What makes you move? Though this is a philosophical question, science tells us that most organisms move throughout their life due to many factors. They could move in search of food or a mate, or towards new surroundings and habitats to live in. Often, their movement is influenced by the existing numbers of their own kind and affects their distribution in an area. This phenomenon is called ‘density-dependent dispersal’. But, what roles do different environmental factors play in this dispersal? In a recent study, scientists from the Indian Institutes of Science Education and Research (IISER), Pune, have identified factors that affect the dispersal patterns of fruit flies (Drosophila melanogaster).
"One way in which species cope with environmental stress, like a drought or climate change, is by moving away to a more suitable habitat. This process of movement is not only shaped by the various stresses that the organisms face, but also by their physiology", explains Prof. Sutirth Dey, an Associate Professor at IISER Pune, and an author of the study.
The researchers of this study, published in the ecological journal, Oikos, have tried to understand the consistency of the dispersal patterns of species across different environments, as well as how males and females react differently to crowding or increase of population in the area that they reside in. The study was supported by funding from Science and Engineering Research Board (SERB).
Previous studies have found that the pre-dispersal context, i.e. the environment an individual faces before dispersal, can affect its migration pattern. But its effects on density-dependent dispersal are poorly understood, and therefore an investigation was carried out to see how pre-dispersal context could alter the dispersal of the fruit flies. It is also known that pre-dispersal context can generate a different impact on males and females, which prompted the researchers of this study to find out whether the dispersal rate was affected by the sex of the individual and presence of the opposite gender.

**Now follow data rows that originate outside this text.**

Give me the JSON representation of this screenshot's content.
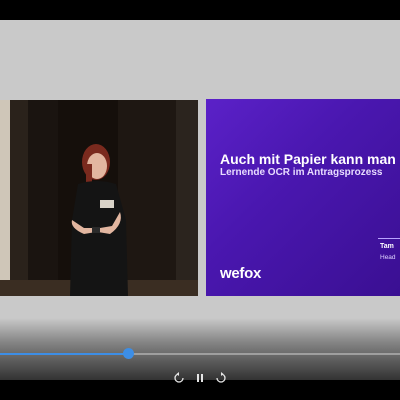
{
  "slide": {
    "title": "Auch mit Papier kann man",
    "subtitle": "Lernende OCR im Antragsprozess",
    "presenter_name": "Tam",
    "presenter_role": "Head",
    "logo": "wefox",
    "background_color": "#4a17b0"
  },
  "player": {
    "progress_fraction": 0.32,
    "accent_color": "#3d8ee6",
    "controls": [
      {
        "icon": "rewind-icon"
      },
      {
        "icon": "pause-icon"
      },
      {
        "icon": "forward-icon"
      }
    ]
  }
}
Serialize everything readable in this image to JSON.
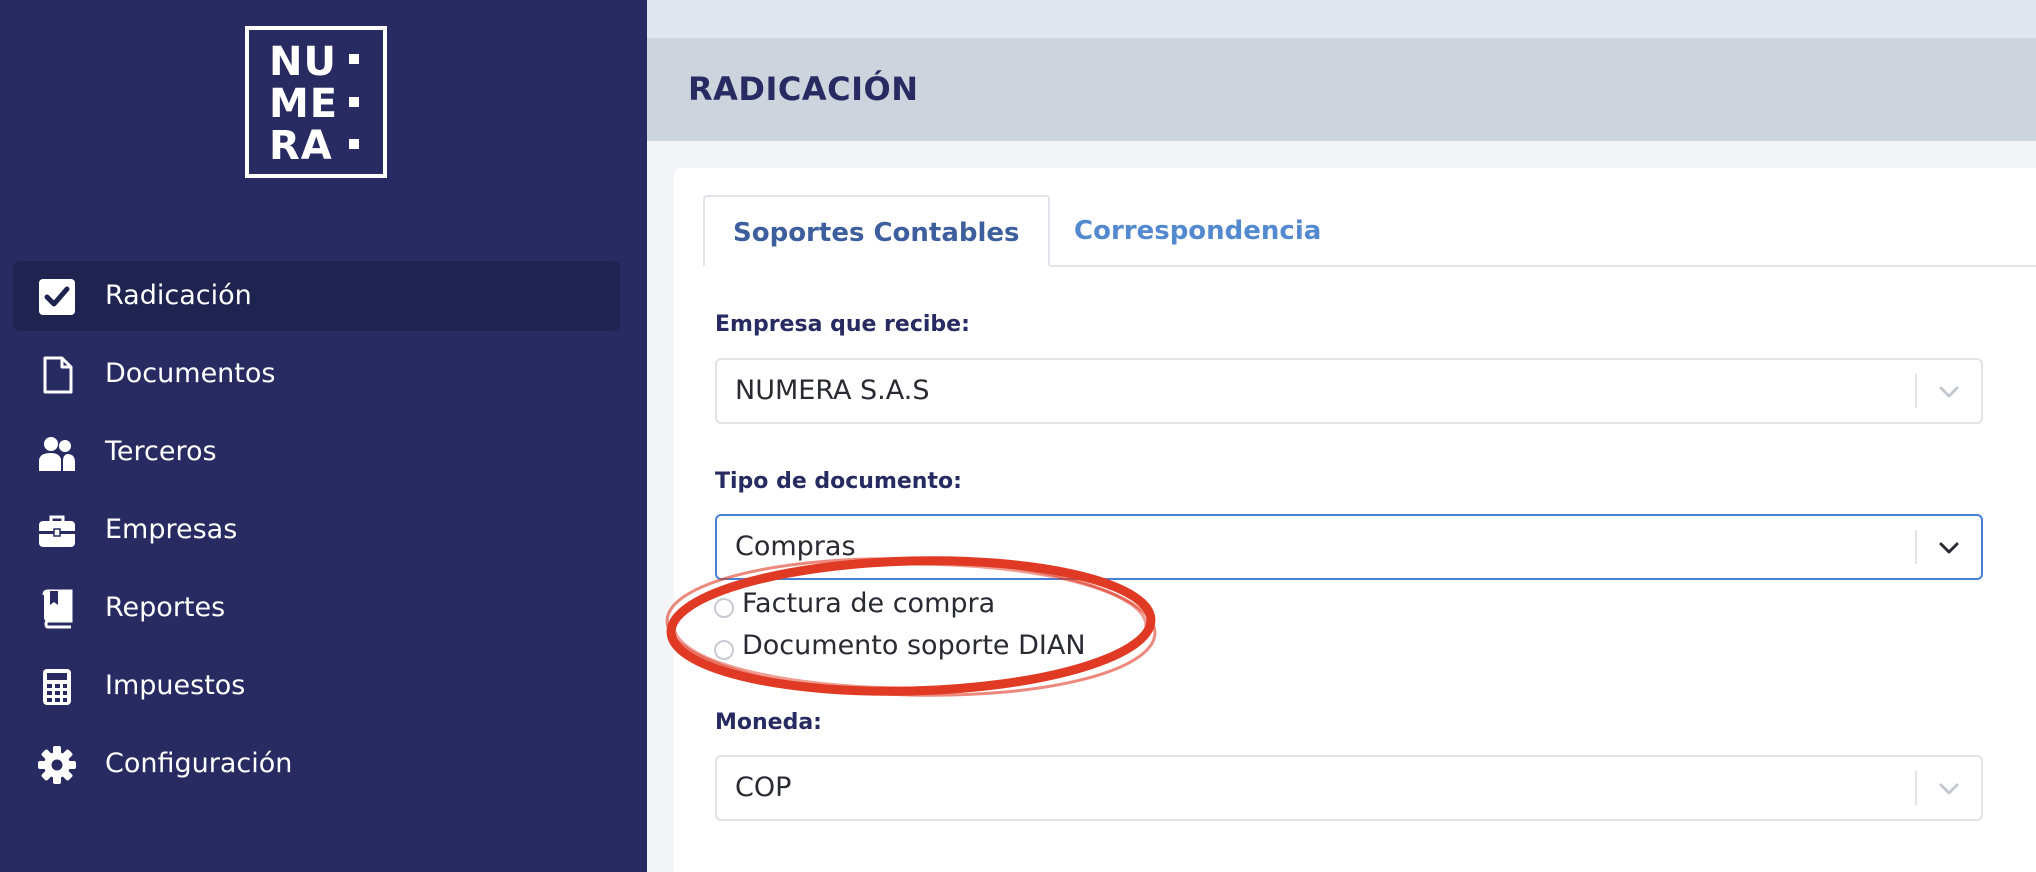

The scientists carried out three experiments in their lab using about 34,000 fruit flies. They introduced the fruit flies in a conical flask and allowed them to disperse for 4 hours into a transparent plastic tube that was attached to a plastic bottle. The plastic bottle served as the destination for the flies, and it was replaced after every 30 minutes to record the number and the sex of the fruit flies that were collected in the bottle.
The first and second experiments were performed to record the proportion of flies that left the source, also called the dispersal propensity, using two types of groups—one where the number of individuals before dispersal in a group varied, and the other where it was constant. In the third experiment, they separated the males and the females to calculate the dispersal propensity and to observe the dispersal behaviour when the opposite sex was missing. Statistical analysis was carried out to determine if the dispersal was sex-biased.
The results of the first two experiments showed that the dispersal of the fruit flies decreased with an increase in their population size. The researchers observed this phenomenon for both sexes. Also, the female fruit flies were found to be less likely to migrate as compared to their male counterparts, and perhaps are more likely to become victims of overcrowding. Overall, the results showed that the sex of the fruit fly could affect its dispersal pattern.
The researchers also observed a unique phenomenon from the third experiment—there was no density-dependent dispersal at all! Since the sexes were segregated, the scientists established that the presence of the other sex was necessary to enable density-dependent dispersal.
What do all these results mean to the field of ecology?
"Our findings highlight that a detailed understanding of the local environment is necessary before dispersal data from field studies are adopted for modelling or conservation applications. Because over/under crowding of habitats is a commonly faced problem during conservation management, the response of species (including movement) to this issue needs significant attention", says Dr. Dey.
His team is currently trying to examine dispersal patterns in depth and understand the evolution of traits favourable for movement in organisms.